The over one billion automobiles in existence owe much of their functionality to basic chemical reactions. In the U.S. alone there are over 250,000,000 cars in operation, a vast majority of which were built in the last 15 years.
The chemical processes behind moving vehicles are simpler than you think. Here’s a breakdown of what’s going on under the hood.
Without an injection of fuel to a vehicle’s engine, it won’t run. There are several different types of fuel injection including direct injection, sequential, single-point, and multi-point, among others. Most engines are fed when pressurized, atomized fuel vapor is distributed to their cylinders. From there, a spark ignites the fuel atoms themselves – typically comprised of petroleum that’s been enhanced with stabilizing additives – causing the gasses to combust. This combustion causes the molecules to expand and, most importantly, to release heat.
Chemical Cooling Systems
Nearly all modern vehicles use a system of liquid cooling to keep temperatures in the engine block stable. As the engine puts off heat, a network of tubes filled with coolant syphon heat from the surrounding air. What kind of coolant works best? Ideal cooling liquids must have a high relative boiling point as well as a low freezing point; today, an ethylene glycol + water solution is the most commonly-used commercial coolant. (Ethylene glycol is colloquially known as “antifreeze”.) Generally, a 1/1 solution of (CH₂OH)₂ and H₂O provides a good balance of cold-tolerance and heat-resistance, but in extremely cold climates a higher concentration of ethylene glycol is advisable.
Electric Battery Packs

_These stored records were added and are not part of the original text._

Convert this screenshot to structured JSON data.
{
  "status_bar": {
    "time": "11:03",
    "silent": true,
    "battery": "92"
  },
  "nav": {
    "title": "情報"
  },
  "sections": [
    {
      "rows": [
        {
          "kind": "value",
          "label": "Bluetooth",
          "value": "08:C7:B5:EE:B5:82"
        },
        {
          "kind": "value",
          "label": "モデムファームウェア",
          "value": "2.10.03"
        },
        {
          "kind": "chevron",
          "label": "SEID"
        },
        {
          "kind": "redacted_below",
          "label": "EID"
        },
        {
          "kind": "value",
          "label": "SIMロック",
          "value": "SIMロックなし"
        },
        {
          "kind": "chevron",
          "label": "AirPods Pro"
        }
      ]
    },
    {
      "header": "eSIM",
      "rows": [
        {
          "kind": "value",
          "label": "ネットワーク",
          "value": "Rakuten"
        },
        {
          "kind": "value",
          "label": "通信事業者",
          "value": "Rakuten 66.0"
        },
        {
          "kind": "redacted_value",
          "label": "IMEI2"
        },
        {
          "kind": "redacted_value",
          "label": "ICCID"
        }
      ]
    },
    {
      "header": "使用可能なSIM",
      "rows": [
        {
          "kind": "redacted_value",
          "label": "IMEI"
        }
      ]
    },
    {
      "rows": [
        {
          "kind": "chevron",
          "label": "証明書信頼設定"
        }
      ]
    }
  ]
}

Electric vehicles use a completely different chemical process than traditional fuel injection systems. Battery packs for electric cars are becoming increasingly dense with energy, and today’s most cutting-edge versions are made using lithium-ions. There are several different kinds of electric batteries commercially available, though, including lead-acid, nickel metal hydrides, and molten salt. Chemical solutions are underway to make electric battery packs safer and more stable, including the addition of silicon to batteries’ anodes.
Automotive chemistry is undergoing a significant shift as more and more electric vehicles hit the road. Noah Chemicals is a proud supplier of high-purity chemicals used in both the production and research of automotive components.
For more information on how Noah Chemicals products can compliment your project, reach out to one of our full-time chemists today.